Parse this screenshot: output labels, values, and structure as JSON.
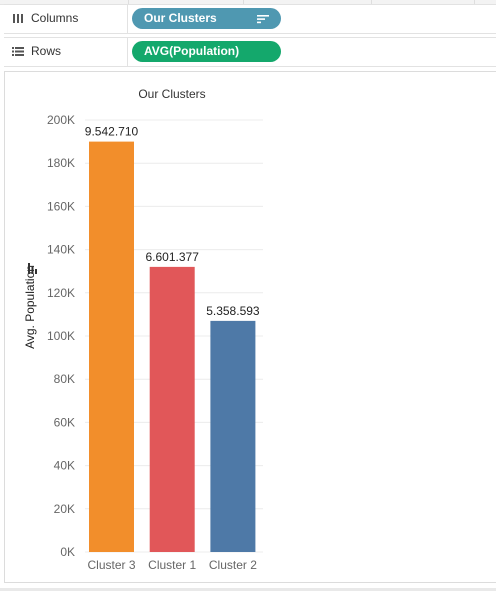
{
  "shelves": {
    "columns": {
      "label": "Columns",
      "pill": "Our Clusters",
      "pill_color": "#4f98b1"
    },
    "rows": {
      "label": "Rows",
      "pill": "AVG(Population)",
      "pill_color": "#14a86c"
    }
  },
  "chart_data": {
    "type": "bar",
    "title": "Our Clusters",
    "xlabel": "",
    "ylabel": "Avg. Population",
    "categories": [
      "Cluster 3",
      "Cluster 1",
      "Cluster 2"
    ],
    "values": [
      190000,
      132000,
      107000
    ],
    "data_labels": [
      "9.542.710",
      "6.601.377",
      "5.358.593"
    ],
    "colors": [
      "#f28e2b",
      "#e15759",
      "#4e79a7"
    ],
    "ylim": [
      0,
      200000
    ],
    "yticks": [
      0,
      20000,
      40000,
      60000,
      80000,
      100000,
      120000,
      140000,
      160000,
      180000,
      200000
    ],
    "ytick_labels": [
      "0K",
      "20K",
      "40K",
      "60K",
      "80K",
      "100K",
      "120K",
      "140K",
      "160K",
      "180K",
      "200K"
    ],
    "grid": true
  }
}
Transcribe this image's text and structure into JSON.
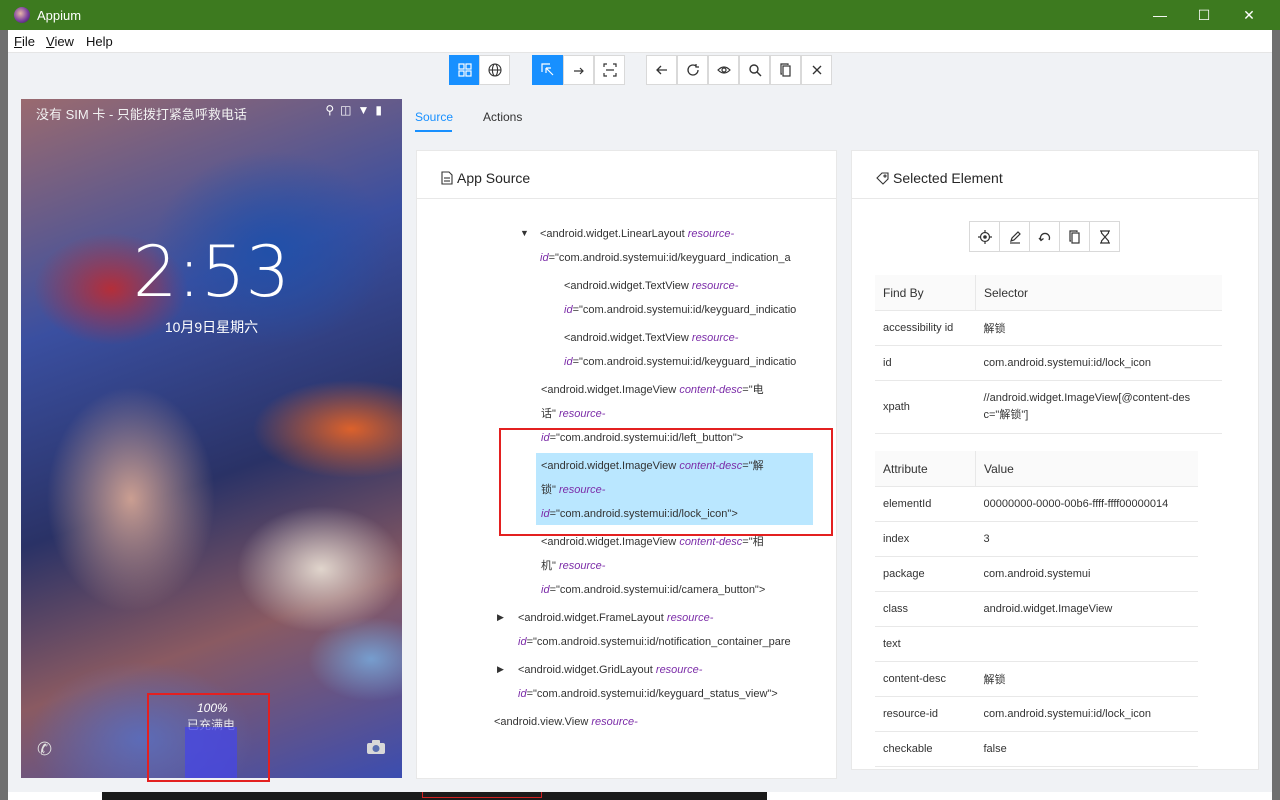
{
  "window": {
    "title": "Appium",
    "controls": [
      "—",
      "☐",
      "✕"
    ]
  },
  "menu": [
    {
      "label_u": "F",
      "label_rest": "ile"
    },
    {
      "label_u": "V",
      "label_rest": "iew"
    },
    {
      "label_u": "",
      "label_rest": "Help"
    }
  ],
  "device": {
    "status_text": "没有 SIM 卡 - 只能拨打紧急呼救电话",
    "clock": "2:53",
    "date": "10月9日星期六",
    "battery_percent": "100%",
    "charge_text": "已充满电"
  },
  "tabs": {
    "source": "Source",
    "actions": "Actions"
  },
  "app_source": {
    "title": "App Source",
    "nodes": [
      {
        "tag": "<android.widget.LinearLayout ",
        "attr": "resource-",
        "line2_attr": "id",
        "line2_val": "=\"com.android.systemui:id/keyguard_indication_a"
      },
      {
        "tag": "<android.widget.TextView ",
        "attr": "resource-",
        "line2_attr": "id",
        "line2_val": "=\"com.android.systemui:id/keyguard_indicatio"
      },
      {
        "tag": "<android.widget.TextView ",
        "attr": "resource-",
        "line2_attr": "id",
        "line2_val": "=\"com.android.systemui:id/keyguard_indicatio"
      },
      {
        "tag": "<android.widget.ImageView ",
        "attr": "content-desc",
        "val": "=\"电",
        "line2_val": "话\" ",
        "line2_attr": "resource-",
        "line3_attr": "id",
        "line3_val": "=\"com.android.systemui:id/left_button\">"
      },
      {
        "tag": "<android.widget.ImageView ",
        "attr": "content-desc",
        "val": "=\"解",
        "line2_val": "锁\" ",
        "line2_attr": "resource-",
        "line3_attr": "id",
        "line3_val": "=\"com.android.systemui:id/lock_icon\">"
      },
      {
        "tag": "<android.widget.ImageView ",
        "attr": "content-desc",
        "val": "=\"相",
        "line2_val": "机\" ",
        "line2_attr": "resource-",
        "line3_attr": "id",
        "line3_val": "=\"com.android.systemui:id/camera_button\">"
      },
      {
        "tag": "<android.widget.FrameLayout ",
        "attr": "resource-",
        "line2_attr": "id",
        "line2_val": "=\"com.android.systemui:id/notification_container_pare"
      },
      {
        "tag": "<android.widget.GridLayout ",
        "attr": "resource-",
        "line2_attr": "id",
        "line2_val": "=\"com.android.systemui:id/keyguard_status_view\">"
      },
      {
        "tag": "<android.view.View ",
        "attr": "resource-"
      }
    ]
  },
  "selected": {
    "title": "Selected Element",
    "find_by_headers": [
      "Find By",
      "Selector"
    ],
    "find_by": [
      {
        "key": "accessibility id",
        "value": "解锁"
      },
      {
        "key": "id",
        "value": "com.android.systemui:id/lock_icon"
      },
      {
        "key": "xpath",
        "value": "//android.widget.ImageView[@content-des",
        "value2": "c=\"解锁\"]"
      }
    ],
    "attr_headers": [
      "Attribute",
      "Value"
    ],
    "attributes": [
      {
        "key": "elementId",
        "value": "00000000-0000-00b6-ffff-ffff00000014"
      },
      {
        "key": "index",
        "value": "3"
      },
      {
        "key": "package",
        "value": "com.android.systemui"
      },
      {
        "key": "class",
        "value": "android.widget.ImageView"
      },
      {
        "key": "text",
        "value": ""
      },
      {
        "key": "content-desc",
        "value": "解锁"
      },
      {
        "key": "resource-id",
        "value": "com.android.systemui:id/lock_icon"
      },
      {
        "key": "checkable",
        "value": "false"
      }
    ]
  },
  "colors": {
    "accent": "#1890ff",
    "titlebar": "#3d7a1f",
    "highlight": "#bae7ff",
    "red_box": "#e32020"
  }
}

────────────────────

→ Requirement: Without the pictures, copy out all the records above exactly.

→ Response area:
Parse this screenshot: output labels, values, and structure as JSON.
{
  "shelves": {
    "columns": {
      "label": "Columns",
      "pill": "Our Clusters",
      "pill_color": "#4f98b1"
    },
    "rows": {
      "label": "Rows",
      "pill": "AVG(Population)",
      "pill_color": "#14a86c"
    }
  },
  "chart_data": {
    "type": "bar",
    "title": "Our Clusters",
    "xlabel": "",
    "ylabel": "Avg. Population",
    "categories": [
      "Cluster 3",
      "Cluster 1",
      "Cluster 2"
    ],
    "values": [
      190000,
      132000,
      107000
    ],
    "data_labels": [
      "9.542.710",
      "6.601.377",
      "5.358.593"
    ],
    "colors": [
      "#f28e2b",
      "#e15759",
      "#4e79a7"
    ],
    "ylim": [
      0,
      200000
    ],
    "yticks": [
      0,
      20000,
      40000,
      60000,
      80000,
      100000,
      120000,
      140000,
      160000,
      180000,
      200000
    ],
    "ytick_labels": [
      "0K",
      "20K",
      "40K",
      "60K",
      "80K",
      "100K",
      "120K",
      "140K",
      "160K",
      "180K",
      "200K"
    ],
    "grid": true
  }
}
Transcribe this image's text and structure into JSON.
{
  "window": {
    "title": "Appium",
    "controls": [
      "—",
      "☐",
      "✕"
    ]
  },
  "menu": [
    {
      "label_u": "F",
      "label_rest": "ile"
    },
    {
      "label_u": "V",
      "label_rest": "iew"
    },
    {
      "label_u": "",
      "label_rest": "Help"
    }
  ],
  "device": {
    "status_text": "没有 SIM 卡 - 只能拨打紧急呼救电话",
    "clock": "2:53",
    "date": "10月9日星期六",
    "battery_percent": "100%",
    "charge_text": "已充满电"
  },
  "tabs": {
    "source": "Source",
    "actions": "Actions"
  },
  "app_source": {
    "title": "App Source",
    "nodes": [
      {
        "tag": "<android.widget.LinearLayout ",
        "attr": "resource-",
        "line2_attr": "id",
        "line2_val": "=\"com.android.systemui:id/keyguard_indication_a"
      },
      {
        "tag": "<android.widget.TextView ",
        "attr": "resource-",
        "line2_attr": "id",
        "line2_val": "=\"com.android.systemui:id/keyguard_indicatio"
      },
      {
        "tag": "<android.widget.TextView ",
        "attr": "resource-",
        "line2_attr": "id",
        "line2_val": "=\"com.android.systemui:id/keyguard_indicatio"
      },
      {
        "tag": "<android.widget.ImageView ",
        "attr": "content-desc",
        "val": "=\"电",
        "line2_val": "话\" ",
        "line2_attr": "resource-",
        "line3_attr": "id",
        "line3_val": "=\"com.android.systemui:id/left_button\">"
      },
      {
        "tag": "<android.widget.ImageView ",
        "attr": "content-desc",
        "val": "=\"解",
        "line2_val": "锁\" ",
        "line2_attr": "resource-",
        "line3_attr": "id",
        "line3_val": "=\"com.android.systemui:id/lock_icon\">"
      },
      {
        "tag": "<android.widget.ImageView ",
        "attr": "content-desc",
        "val": "=\"相",
        "line2_val": "机\" ",
        "line2_attr": "resource-",
        "line3_attr": "id",
        "line3_val": "=\"com.android.systemui:id/camera_button\">"
      },
      {
        "tag": "<android.widget.FrameLayout ",
        "attr": "resource-",
        "line2_attr": "id",
        "line2_val": "=\"com.android.systemui:id/notification_container_pare"
      },
      {
        "tag": "<android.widget.GridLayout ",
        "attr": "resource-",
        "line2_attr": "id",
        "line2_val": "=\"com.android.systemui:id/keyguard_status_view\">"
      },
      {
        "tag": "<android.view.View ",
        "attr": "resource-"
      }
    ]
  },
  "selected": {
    "title": "Selected Element",
    "find_by_headers": [
      "Find By",
      "Selector"
    ],
    "find_by": [
      {
        "key": "accessibility id",
        "value": "解锁"
      },
      {
        "key": "id",
        "value": "com.android.systemui:id/lock_icon"
      },
      {
        "key": "xpath",
        "value": "//android.widget.ImageView[@content-des",
        "value2": "c=\"解锁\"]"
      }
    ],
    "attr_headers": [
      "Attribute",
      "Value"
    ],
    "attributes": [
      {
        "key": "elementId",
        "value": "00000000-0000-00b6-ffff-ffff00000014"
      },
      {
        "key": "index",
        "value": "3"
      },
      {
        "key": "package",
        "value": "com.android.systemui"
      },
      {
        "key": "class",
        "value": "android.widget.ImageView"
      },
      {
        "key": "text",
        "value": ""
      },
      {
        "key": "content-desc",
        "value": "解锁"
      },
      {
        "key": "resource-id",
        "value": "com.android.systemui:id/lock_icon"
      },
      {
        "key": "checkable",
        "value": "false"
      }
    ]
  },
  "colors": {
    "accent": "#1890ff",
    "titlebar": "#3d7a1f",
    "highlight": "#bae7ff",
    "red_box": "#e32020"
  }
}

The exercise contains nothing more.